 IT”S YOUR WORKOUT. At the beginning of each workout, our coaches are charged with communicating to you – our community members – the goals of the workout. Additionally, your program track provides you with our suggested prescription of how you should go about achieving these goals. Confident as we are that they represent a good cross-section of our community members, they ‘re not specific to each and every one of you, and may need to be further modified according to your goals, strengths, and weaknesses…AND THAT’S OK. At the end of the day, we design the programming to elicit a specific response. We want you to do what you need to do in order to get that response. If that means that you need to scale certain parts of the workout, then do so! After all, it’s YOUR WORKOUT! Appropriate scaling isn’t a weakness – it’s a strength. In any given workout, it’s quite possible that you may have to modify or scale a part of the workout in order to get the desired response. Not only is this ok – it’s expected. Never feel guilty about it.
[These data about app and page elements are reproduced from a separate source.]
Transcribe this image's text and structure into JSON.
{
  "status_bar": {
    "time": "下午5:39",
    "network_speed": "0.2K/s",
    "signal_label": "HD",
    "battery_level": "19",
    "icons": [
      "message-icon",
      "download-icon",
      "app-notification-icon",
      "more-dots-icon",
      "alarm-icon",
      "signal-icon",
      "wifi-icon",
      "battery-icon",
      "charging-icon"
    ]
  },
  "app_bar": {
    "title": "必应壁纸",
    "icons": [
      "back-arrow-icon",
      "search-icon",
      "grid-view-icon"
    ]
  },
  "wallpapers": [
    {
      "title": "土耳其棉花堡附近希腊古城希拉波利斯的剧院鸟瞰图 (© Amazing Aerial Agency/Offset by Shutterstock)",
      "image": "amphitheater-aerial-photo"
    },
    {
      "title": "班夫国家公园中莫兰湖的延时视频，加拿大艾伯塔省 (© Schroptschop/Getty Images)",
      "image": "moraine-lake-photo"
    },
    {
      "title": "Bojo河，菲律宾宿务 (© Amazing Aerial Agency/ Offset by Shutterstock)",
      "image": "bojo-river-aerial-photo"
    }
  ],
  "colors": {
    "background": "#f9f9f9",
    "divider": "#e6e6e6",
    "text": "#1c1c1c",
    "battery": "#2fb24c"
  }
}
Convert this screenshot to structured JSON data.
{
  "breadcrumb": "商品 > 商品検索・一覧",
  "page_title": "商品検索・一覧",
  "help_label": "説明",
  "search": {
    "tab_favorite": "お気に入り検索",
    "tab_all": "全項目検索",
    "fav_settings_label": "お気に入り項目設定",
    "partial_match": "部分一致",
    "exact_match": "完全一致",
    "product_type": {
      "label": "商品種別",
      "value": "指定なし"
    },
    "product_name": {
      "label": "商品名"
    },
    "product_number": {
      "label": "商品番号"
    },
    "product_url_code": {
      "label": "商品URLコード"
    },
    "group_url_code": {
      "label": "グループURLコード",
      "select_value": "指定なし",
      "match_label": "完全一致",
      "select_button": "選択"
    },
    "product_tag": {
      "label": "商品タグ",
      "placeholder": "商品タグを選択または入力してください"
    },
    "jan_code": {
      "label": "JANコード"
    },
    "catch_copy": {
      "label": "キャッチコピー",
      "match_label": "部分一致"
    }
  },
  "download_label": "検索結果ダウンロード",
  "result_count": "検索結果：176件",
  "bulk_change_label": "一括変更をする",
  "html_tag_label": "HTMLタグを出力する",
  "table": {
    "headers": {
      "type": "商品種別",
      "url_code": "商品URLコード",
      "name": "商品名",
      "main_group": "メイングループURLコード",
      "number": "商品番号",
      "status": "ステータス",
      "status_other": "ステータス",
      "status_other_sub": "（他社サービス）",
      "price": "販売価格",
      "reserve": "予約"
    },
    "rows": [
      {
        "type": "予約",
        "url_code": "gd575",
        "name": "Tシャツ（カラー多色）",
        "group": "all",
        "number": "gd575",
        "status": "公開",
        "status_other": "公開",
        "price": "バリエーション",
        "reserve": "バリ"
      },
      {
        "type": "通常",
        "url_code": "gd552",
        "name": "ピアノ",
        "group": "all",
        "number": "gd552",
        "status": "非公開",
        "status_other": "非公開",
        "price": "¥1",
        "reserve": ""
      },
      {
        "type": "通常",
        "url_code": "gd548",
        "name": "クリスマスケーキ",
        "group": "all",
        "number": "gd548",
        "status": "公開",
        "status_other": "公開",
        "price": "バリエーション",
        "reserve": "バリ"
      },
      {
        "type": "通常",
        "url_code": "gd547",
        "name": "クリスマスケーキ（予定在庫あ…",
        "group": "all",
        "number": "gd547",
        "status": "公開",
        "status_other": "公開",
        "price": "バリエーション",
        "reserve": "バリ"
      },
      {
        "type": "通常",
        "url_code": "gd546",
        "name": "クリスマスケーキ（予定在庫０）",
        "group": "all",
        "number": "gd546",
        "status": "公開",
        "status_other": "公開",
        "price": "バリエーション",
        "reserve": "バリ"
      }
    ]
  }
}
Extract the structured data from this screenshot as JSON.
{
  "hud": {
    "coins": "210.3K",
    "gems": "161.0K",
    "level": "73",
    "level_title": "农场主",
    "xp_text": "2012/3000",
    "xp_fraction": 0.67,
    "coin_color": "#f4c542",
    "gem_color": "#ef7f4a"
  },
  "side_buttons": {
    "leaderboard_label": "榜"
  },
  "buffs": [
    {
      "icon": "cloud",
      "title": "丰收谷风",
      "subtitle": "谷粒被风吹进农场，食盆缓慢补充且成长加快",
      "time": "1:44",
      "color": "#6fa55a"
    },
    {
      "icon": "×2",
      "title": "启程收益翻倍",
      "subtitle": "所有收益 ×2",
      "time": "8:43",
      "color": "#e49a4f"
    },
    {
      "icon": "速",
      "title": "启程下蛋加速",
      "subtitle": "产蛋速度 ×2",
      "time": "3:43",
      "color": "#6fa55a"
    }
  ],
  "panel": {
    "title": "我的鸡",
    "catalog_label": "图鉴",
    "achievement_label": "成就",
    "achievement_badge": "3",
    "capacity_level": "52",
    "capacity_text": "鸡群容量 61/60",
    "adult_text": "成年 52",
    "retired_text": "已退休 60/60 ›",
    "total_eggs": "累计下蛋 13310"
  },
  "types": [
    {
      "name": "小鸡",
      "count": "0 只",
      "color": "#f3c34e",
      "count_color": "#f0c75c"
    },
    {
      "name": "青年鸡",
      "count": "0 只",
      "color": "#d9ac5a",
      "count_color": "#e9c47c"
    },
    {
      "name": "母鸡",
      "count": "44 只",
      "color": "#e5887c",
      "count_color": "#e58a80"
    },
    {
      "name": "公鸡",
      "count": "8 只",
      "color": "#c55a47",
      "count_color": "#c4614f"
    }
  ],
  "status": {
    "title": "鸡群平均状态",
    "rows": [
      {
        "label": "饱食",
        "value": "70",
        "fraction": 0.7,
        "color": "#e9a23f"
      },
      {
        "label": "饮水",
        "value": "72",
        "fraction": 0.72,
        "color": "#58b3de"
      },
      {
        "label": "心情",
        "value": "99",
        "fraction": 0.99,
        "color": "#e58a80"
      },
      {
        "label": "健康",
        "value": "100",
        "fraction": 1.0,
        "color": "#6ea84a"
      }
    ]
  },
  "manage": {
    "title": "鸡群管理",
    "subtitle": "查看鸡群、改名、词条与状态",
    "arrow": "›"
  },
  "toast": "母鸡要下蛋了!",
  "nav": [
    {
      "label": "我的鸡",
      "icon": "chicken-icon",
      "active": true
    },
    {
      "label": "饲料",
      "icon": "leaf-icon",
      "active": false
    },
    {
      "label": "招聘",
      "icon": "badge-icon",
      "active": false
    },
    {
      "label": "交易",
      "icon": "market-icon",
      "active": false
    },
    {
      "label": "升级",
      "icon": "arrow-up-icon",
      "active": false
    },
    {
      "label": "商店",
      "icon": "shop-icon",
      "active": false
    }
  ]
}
USE YOUR COACHES. If you’re unsure about HOW you should scale, by all means ask your coach. Don’t be shy about holding up the start of the WOD for a few seconds if you’re really unsure as to how you should proceed. Everyone else in the class has been there before; we’re the type of community that welcomes these moments. That said, don’t be afraid to use common sense to try to come up with your own modifications, and then to use the coach as a sounding board. If, for example, the goal of the workout is to perform a ton of volume with a specific movement, and is designed to keep your heart rate high for 20 minutes, then you know that you should probably use scales that will enable you to get a lot of reps in, but that aren’t so easy as to allow you to fly through the workout in 8-9 minutes. We LOVE it when athletes take this approach. Not only does it help ensure that you’re more engaged, but also it helps improve the response you’ll get from the WOD – studies have shown that individuals who critically think about their approach to a workout get a better physiological response from it then when they go in blind, even if the scales and weights are held constant.

BELIEVE IN YOURSELF. Scaling a movement in order to achieve the desired response of the workout is different from scaling a workout because you’re afraid of failing. If you can do three kipping pull-ups consecutively, then don’t be afraid to try a workout that calls for three set of 20 kipping pull-ups. After all, this is why you developed this skill – so you could use it in a workout! Multiple athletes today challenged themselves to do today’s workout at a scale that they’d initially thought would prove to be too difficult, or without a scale at all. Much to their surprise, they did it! Don’t lose sight of the fact that you come to challenge yourselves.